Glory to Rome is a fascinating beast. It's a little hard to wrap your head around the systemic flow at first, but during your first game it should dawn on you how each role interacts with the others (though some role pairings, like Craftsman and Merchant, don't interact at all). Glory to Rome is, first and foremost, a game of synergies. It's about constructing buildings that give you special powers and leveraging those special powers together with other buildings to do wonderful things. Some buildings you'll look at and say "That's lame, why would I want to build that" only to see it pair with some other cards and be blown away by how it actually plays out. Due to the impact of these synergies, each game plays out differently and has a different feel to it. You think different thoughts and approach the game in different ways based on the cards you have built. You're also very concerned about what your opponents have built and how you might possibly work to counter it. It's a fun and thoroughly engaging game.
The unattainable grail status gives it a grander reputation than it deserves. It's frustrating to watch an opponent just slaughter everyone because they happened to get dealt Road and Scriptorium first. People obsessing over getting a copy of this should really just buy Mottainai, which is a tighter, balanced filler version of GtR. Or better yet, just play Race for the Galaxy, which is the actual role-selection card game masterpiece that fans of GtR seem to claim about it for some reason.
Rebuilding ancient Rome while skimming off the top to create your own personal fortune. Cards are used as patrons (i.e. what action you take), clients, buildings, building materials, and points.
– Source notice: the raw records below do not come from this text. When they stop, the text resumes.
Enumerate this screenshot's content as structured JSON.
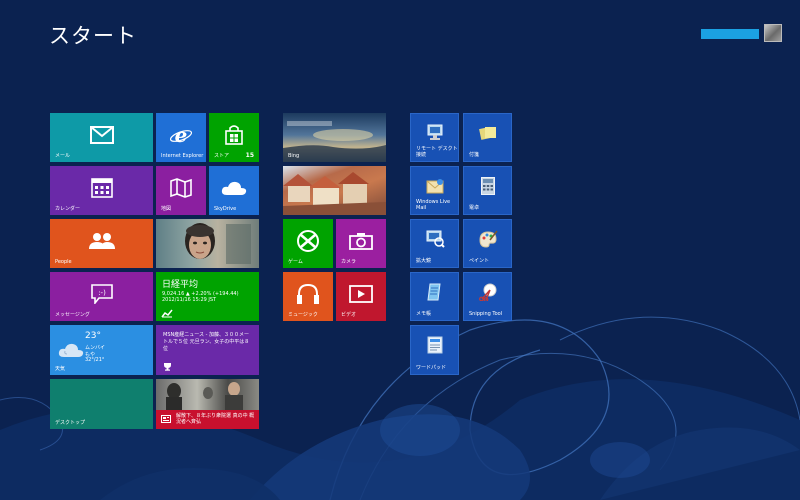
{
  "screen_title": "スタート",
  "tiles": {
    "mail": {
      "label": "メール",
      "color": "#0e9aa7",
      "icon": "envelope-icon"
    },
    "ie": {
      "label": "Internet Explorer",
      "color": "#1f6fd6",
      "icon": "internet-explorer-icon"
    },
    "store": {
      "label": "ストア",
      "count": "15",
      "color": "#00a300",
      "icon": "shopping-bag-icon"
    },
    "calendar": {
      "label": "カレンダー",
      "color": "#6a29a8",
      "icon": "calendar-icon"
    },
    "maps": {
      "label": "地図",
      "color": "#8b1fa0",
      "icon": "map-icon"
    },
    "skydrive": {
      "label": "SkyDrive",
      "color": "#1f6fd6",
      "icon": "cloud-icon"
    },
    "people": {
      "label": "People",
      "color": "#e0541d",
      "icon": "people-icon"
    },
    "messaging": {
      "label": "メッセージング",
      "color": "#8b1fa0",
      "icon": "chat-bubble-icon"
    },
    "finance": {
      "label": "",
      "title": "日経平均",
      "line1": "9,024.16 ▲ +2.20% (+194.44)",
      "line2": "2012/11/16 15:29 JST",
      "color": "#00a300",
      "icon": "chart-up-icon"
    },
    "weather": {
      "label": "天気",
      "temp": "23°",
      "city": "ムンバイ",
      "condition": "もや",
      "range": "32°/21°",
      "color": "#2b8fe2",
      "icon": "cloud-sun-icon"
    },
    "news": {
      "label": "",
      "text": "MSN産経ニュース - 加藤、３００メートルで５位 元旦ラン、女子の中平は８位",
      "color": "#6a29a8",
      "icon": "trophy-icon"
    },
    "desktop": {
      "label": "デスクトップ",
      "color": "#0f7f6e"
    },
    "photo_news": {
      "caption": "解散下、８年ぶり衆院選 真の中 概況者へ斉弘",
      "icon": "news-icon"
    },
    "bing": {
      "label": "Bing"
    },
    "travel": {
      "label": ""
    },
    "games": {
      "label": "ゲーム",
      "color": "#00a300",
      "icon": "game-controller-icon"
    },
    "camera": {
      "label": "カメラ",
      "color": "#9b1fa0",
      "icon": "camera-icon"
    },
    "music": {
      "label": "ミュージック",
      "color": "#e0541d",
      "icon": "headphones-icon"
    },
    "video": {
      "label": "ビデオ",
      "color": "#c0172e",
      "icon": "play-icon"
    },
    "remote_desktop": {
      "label": "リモート デスクトップ\n接続",
      "icon": "remote-desktop-icon"
    },
    "sticky_notes": {
      "label": "付箋",
      "icon": "sticky-notes-icon"
    },
    "live_mail": {
      "label": "Windows Live\nMail",
      "icon": "live-mail-icon"
    },
    "calculator": {
      "label": "電卓",
      "icon": "calculator-icon"
    },
    "magnifier": {
      "label": "拡大鏡",
      "icon": "magnifier-icon"
    },
    "paint": {
      "label": "ペイント",
      "icon": "paint-palette-icon"
    },
    "notepad": {
      "label": "メモ帳",
      "icon": "notepad-icon"
    },
    "snipping_tool": {
      "label": "Snipping Tool",
      "icon": "scissors-icon"
    },
    "wordpad": {
      "label": "ワードパッド",
      "icon": "wordpad-icon"
    }
  }
}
The game centers around constructing a powerful combination of buildings and trying to fill your personal vault with as many valuable materials as possible before the game ends. Sometimes compared to Race for the Galaxy (cards with multiple uses, role selection, building cards with special powers) but I find that it's not quite as deep in terms of variety of strategies. Feels very reactive, hard to plan.
(10/16) 8. (10/17) 8. I've only played this Grail game once, but looking forward to doing it again soon. The "follow" action is fantastic and I love the idea of building such differently powered structures and all the different player roles and card powers. So much game in such a small package.